- a fanatically militant or violently aggressive person.
Origin of Rambo
Examples from the Web for rambo
Rambo movie marathon—11 am-12 am, AMCBecause nothing says the holidays like Sly Stallone and blood.The Ultimate Thanksgiving Weekend TV Guide: Must-See Marathons, Specials, and Parades
November 26, 2014
In the eyes of the NRA, Rambo is as grave a threat to gun rights as The Fonz—or the director of Bowling for Columbine.Rambo Hates Guns: How Sylvester Stallone Became the Most Anti-Gun Celeb in Hollywood
August 14, 2014
The war between Emanuel, the maniacally disciplined “Rambo” of White House notoriety, and the union leadership is undisguised.After Wisconsin’s Recall, Rahm Emanuel’s Labor Battle
June 7, 2012
Of less marketable varieties, Rawle's Janet and Rambo seem to keep best.
A most acceptable substitute for Rambo, as an amateur's fruit.American Pomology
J. A. Warder
The Rambo is one of the most popular autumn or early winter fruits.
This apple is extensively planted on the Hudson, and bears a very close resemblance to the Rambo, which is not so highly colored.British Pomology
When they reached the Rambo farm-house, it was necessary that he should give his hand to help her down from the clumsy carriage.Beauty and The Beast, and Tales From Home
Word Origin and History for rambo
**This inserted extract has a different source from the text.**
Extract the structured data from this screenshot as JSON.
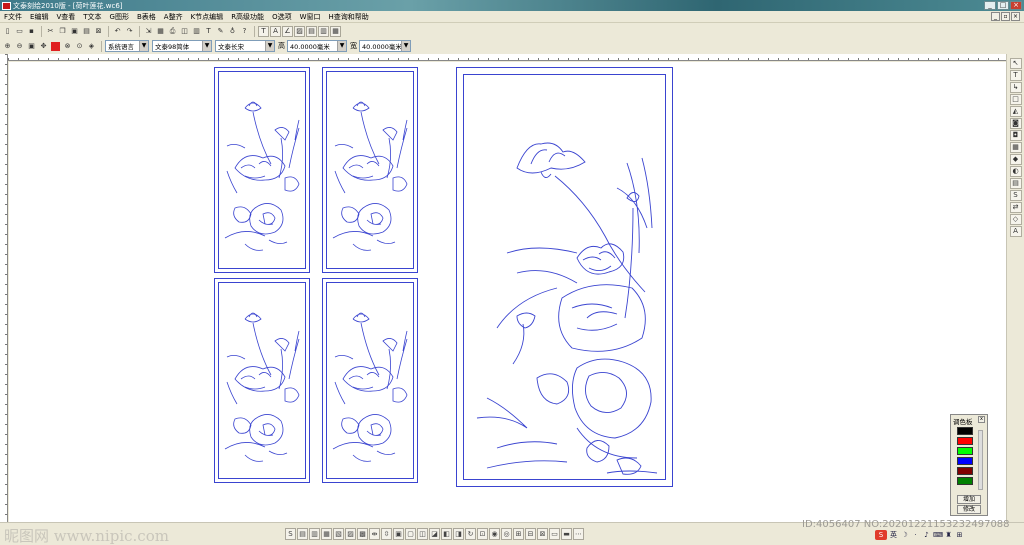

used allusively from 1985, in reference to John Rambo, hero of David Morrell's novel "First Blood" (1972), popularized as portrayed by Sylvester Stallone in Hollywood movie version (1982), a U.S. Vietnam veteran, "macho and self-sufficient, and bent on violent retribution" [OED]. The family name is an old one in New Jersey and Pennsylvania, originally Swedish, sometimes said to represent Swedish place name Ramberget, or to be from French Huguenots who took refuge in Sweden.